----- EXTRACTED RECORDS -----

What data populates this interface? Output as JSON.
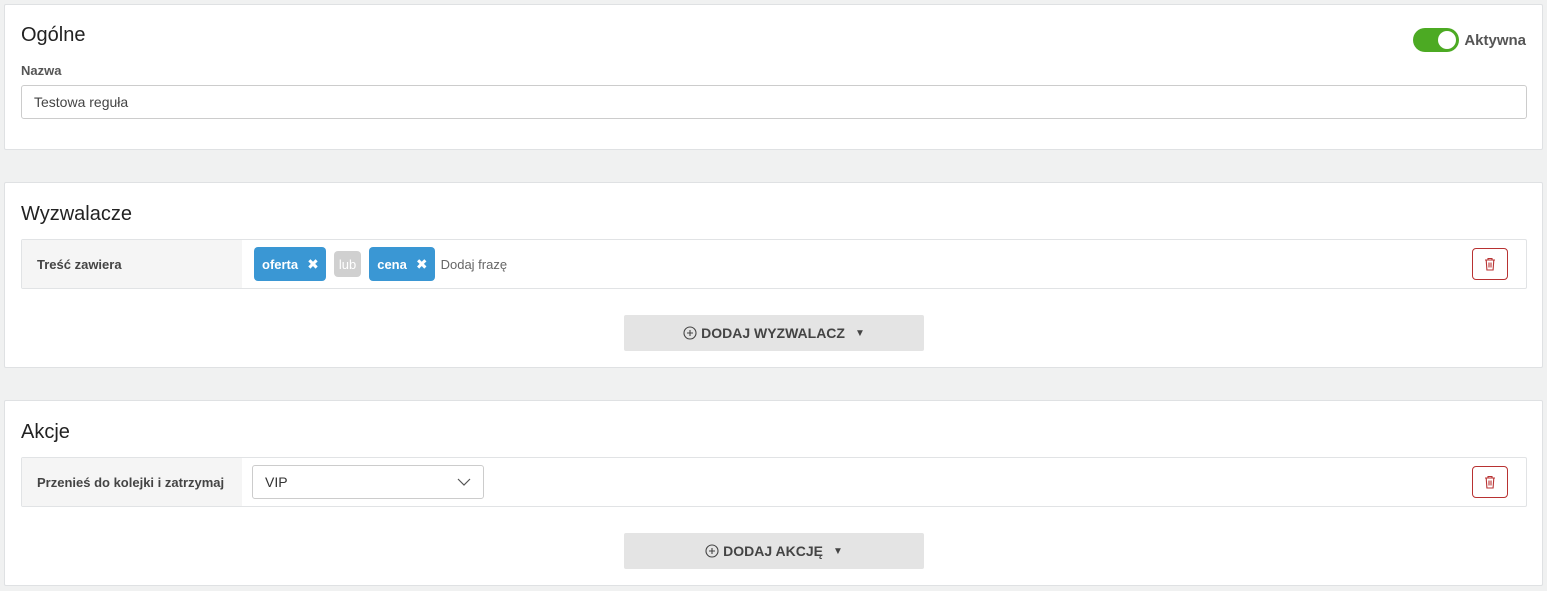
{
  "general": {
    "title": "Ogólne",
    "active_label": "Aktywna",
    "name_label": "Nazwa",
    "name_value": "Testowa reguła"
  },
  "triggers": {
    "title": "Wyzwalacze",
    "row_label": "Treść zawiera",
    "chips": [
      "oferta",
      "cena"
    ],
    "separator": "lub",
    "phrase_placeholder": "Dodaj frazę",
    "add_button": "DODAJ WYZWALACZ"
  },
  "actions": {
    "title": "Akcje",
    "row_label": "Przenieś do kolejki i zatrzymaj",
    "selected_queue": "VIP",
    "add_button": "DODAJ AKCJĘ"
  },
  "colors": {
    "chip": "#3a97d4",
    "toggle_on": "#4caa23",
    "danger": "#b83232"
  }
}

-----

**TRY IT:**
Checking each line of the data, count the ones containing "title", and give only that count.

**ANSWER BOX:**
3